Over the weekend, The Wall Street Journal published a piece about Richard Prince’s book collection, which sounds fairly impressive and has apparently cost him “hundreds of thousands” of dollars for some individual books, though with Mr. Prince it’s always a little hard to be sure that he isn’t just pranking the interviewer.
For example, one biographical tidbit mentioned here—that Mr. Prince’s parents apparently met while working for the Office of Strategic Services—was met with skepticism from Peter Schjeldahl in 2007 because, well, subterfuge is kind of the artist’s thing.
His love of books is well established, though (he told Glenn O’Brien that he owns Neal Cassady’s copy of On The Road), so with a very small grain of salt, please enjoy one of the article’s more boastful paragraphs below.
“He owns 51 copies of Vladimir Nabokov’s ‘Lolita,’ including the author’s desk copy, corrected in pencil.
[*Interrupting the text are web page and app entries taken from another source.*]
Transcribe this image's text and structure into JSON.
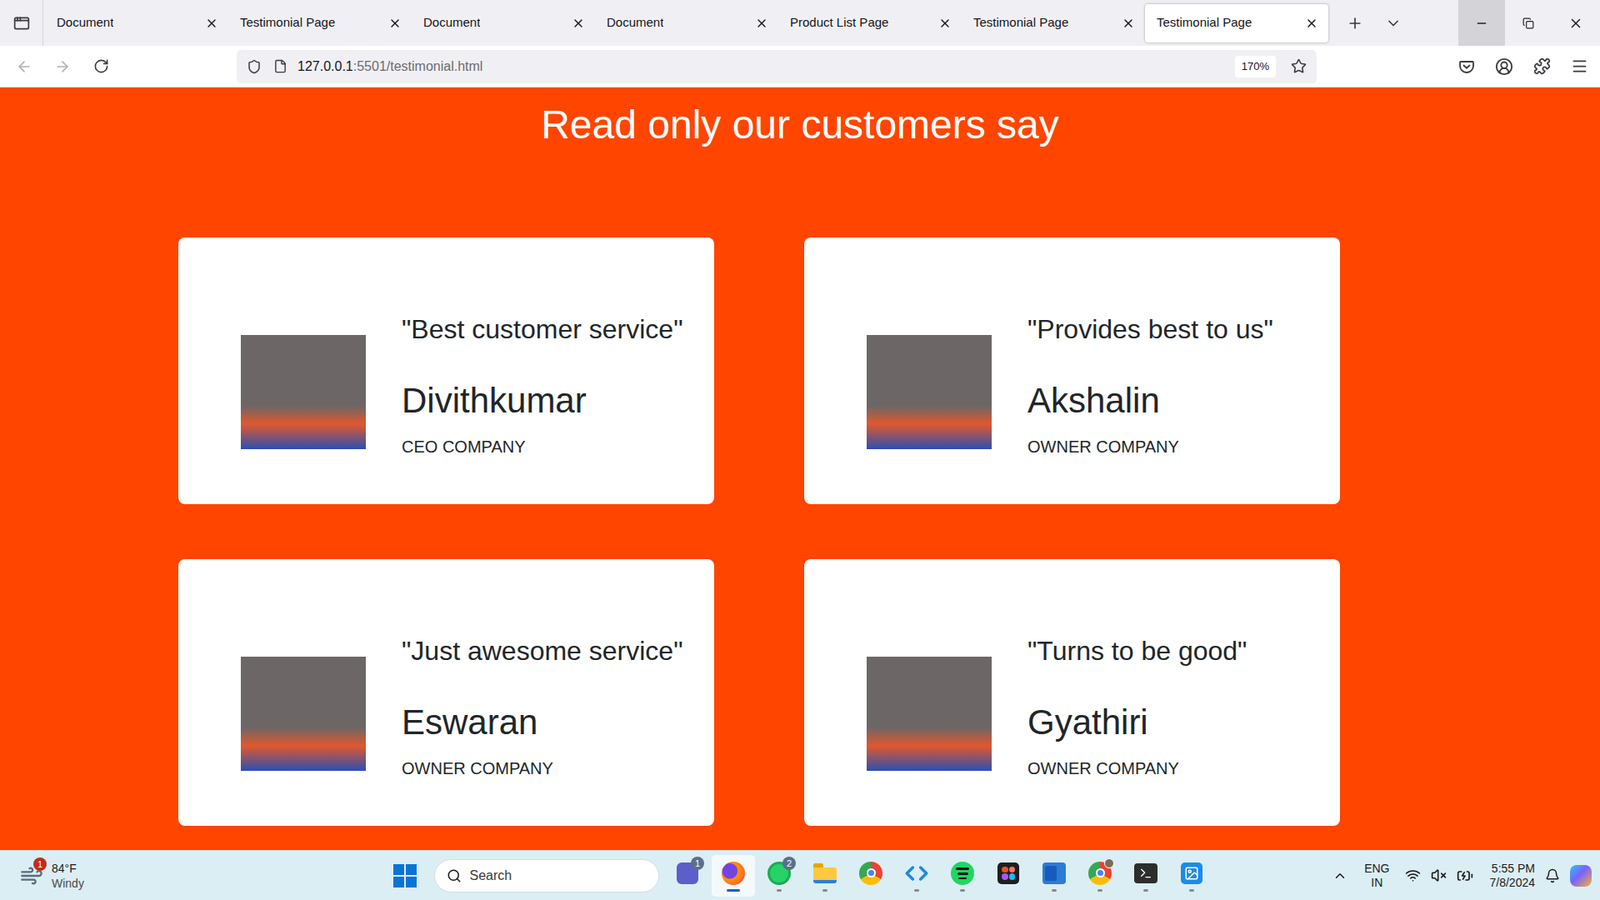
{
  "browser": {
    "tabs": [
      {
        "label": "Document",
        "selected": false
      },
      {
        "label": "Testimonial Page",
        "selected": false
      },
      {
        "label": "Document",
        "selected": false
      },
      {
        "label": "Document",
        "selected": false
      },
      {
        "label": "Product List Page",
        "selected": false
      },
      {
        "label": "Testimonial Page",
        "selected": false
      },
      {
        "label": "Testimonial Page",
        "selected": true
      }
    ],
    "address": {
      "host": "127.0.0.1",
      "rest": ":5501/testimonial.html"
    },
    "zoom": "170%"
  },
  "page": {
    "heading": "Read only our customers say",
    "testimonials": [
      {
        "quote": "\"Best customer service\"",
        "name": "Divithkumar",
        "role": "CEO COMPANY"
      },
      {
        "quote": "\"Provides best to us\"",
        "name": "Akshalin",
        "role": "OWNER COMPANY"
      },
      {
        "quote": "\"Just awesome service\"",
        "name": "Eswaran",
        "role": "OWNER COMPANY"
      },
      {
        "quote": "\"Turns to be good\"",
        "name": "Gyathiri",
        "role": "OWNER COMPANY"
      }
    ]
  },
  "taskbar": {
    "weather": {
      "temp": "84°F",
      "condition": "Windy",
      "badge": "1"
    },
    "search": {
      "placeholder": "Search"
    },
    "apps": [
      {
        "kind": "teams",
        "running": false,
        "active": false,
        "badge": "1"
      },
      {
        "kind": "firefox",
        "running": true,
        "active": true
      },
      {
        "kind": "whatsapp",
        "running": true,
        "active": false,
        "badge": "2"
      },
      {
        "kind": "explorer",
        "running": true,
        "active": false
      },
      {
        "kind": "chrome",
        "running": false,
        "active": false
      },
      {
        "kind": "vscode",
        "running": true,
        "active": false
      },
      {
        "kind": "spotify",
        "running": true,
        "active": false
      },
      {
        "kind": "figma",
        "running": false,
        "active": false
      },
      {
        "kind": "word",
        "running": true,
        "active": false
      },
      {
        "kind": "chromeprofile",
        "running": true,
        "active": false
      },
      {
        "kind": "terminal",
        "running": true,
        "active": false
      },
      {
        "kind": "paint",
        "running": true,
        "active": false
      }
    ],
    "language": {
      "line1": "ENG",
      "line2": "IN"
    },
    "muted": true,
    "charging": true,
    "clock": {
      "time": "5:55 PM",
      "date": "7/8/2024"
    }
  }
}
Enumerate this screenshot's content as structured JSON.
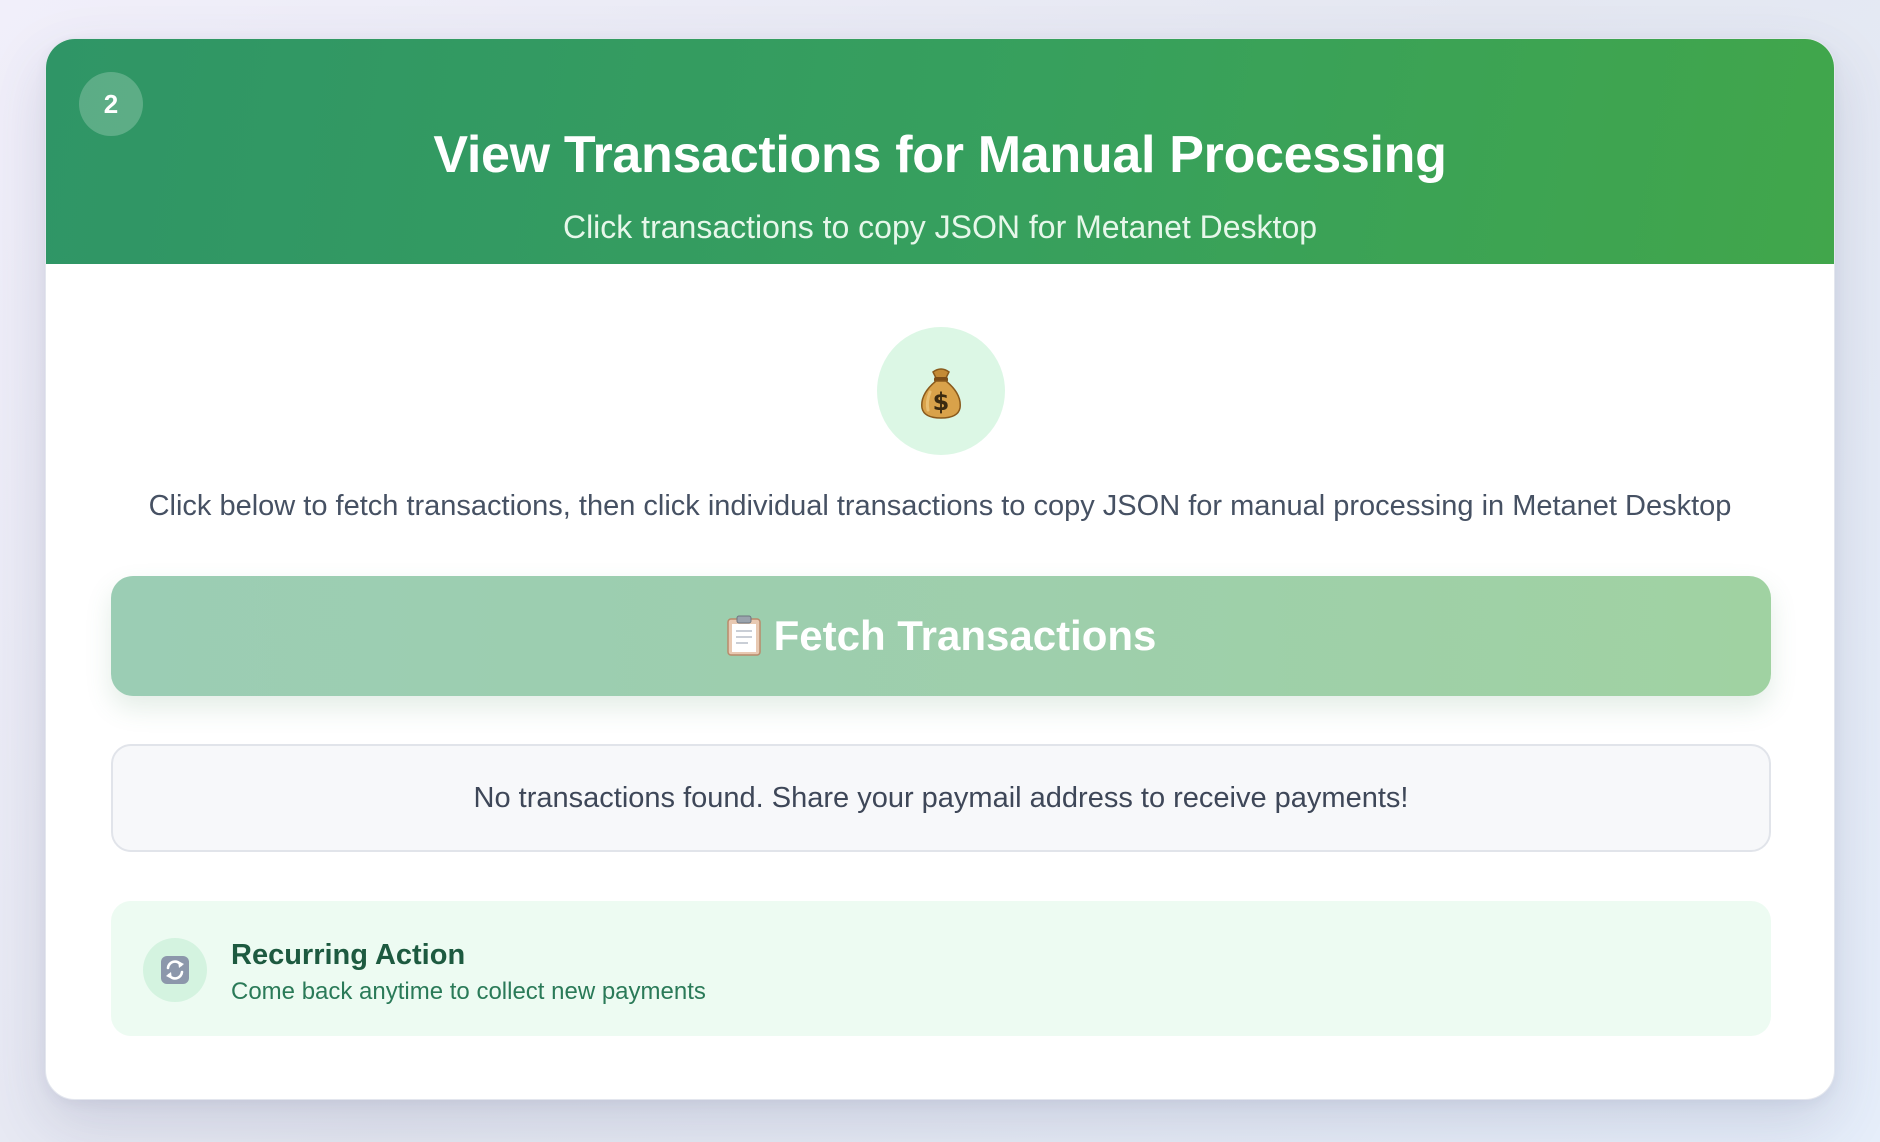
{
  "step": {
    "number": "2"
  },
  "header": {
    "title": "View Transactions for Manual Processing",
    "subtitle": "Click transactions to copy JSON for Metanet Desktop"
  },
  "hero": {
    "icon": "money-bag-icon",
    "description": "Click below to fetch transactions, then click individual transactions to copy JSON for manual processing in Metanet Desktop"
  },
  "fetch_button": {
    "icon": "clipboard-icon",
    "label": "Fetch Transactions"
  },
  "empty_state": {
    "message": "No transactions found. Share your paymail address to receive payments!"
  },
  "recurring": {
    "icon": "refresh-icon",
    "title": "Recurring Action",
    "subtitle": "Come back anytime to collect new payments"
  },
  "colors": {
    "header_start": "#2f9566",
    "header_end": "#41a64b",
    "button": "#9ecfab",
    "recurring_bg": "#edfbf2"
  }
}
He has a rare F. Scott Fitzgerald-inscribed copy of ‘The Great Gatsby,’ and one of James Joyce’s ‘Ulysses.’ ‘There’s only 34 known inscribed copies of ‘Ulysses’ and only one in private hands,’ Mr. Prince said. ‘Mine.'”
The end of the article mentions Mr. Prince’s project involving The Catcher in the Rye, which we mentioned in a write-up of the MoMA PS1 book fair, and for which he has still not been sued! Keep doing your thing, sir.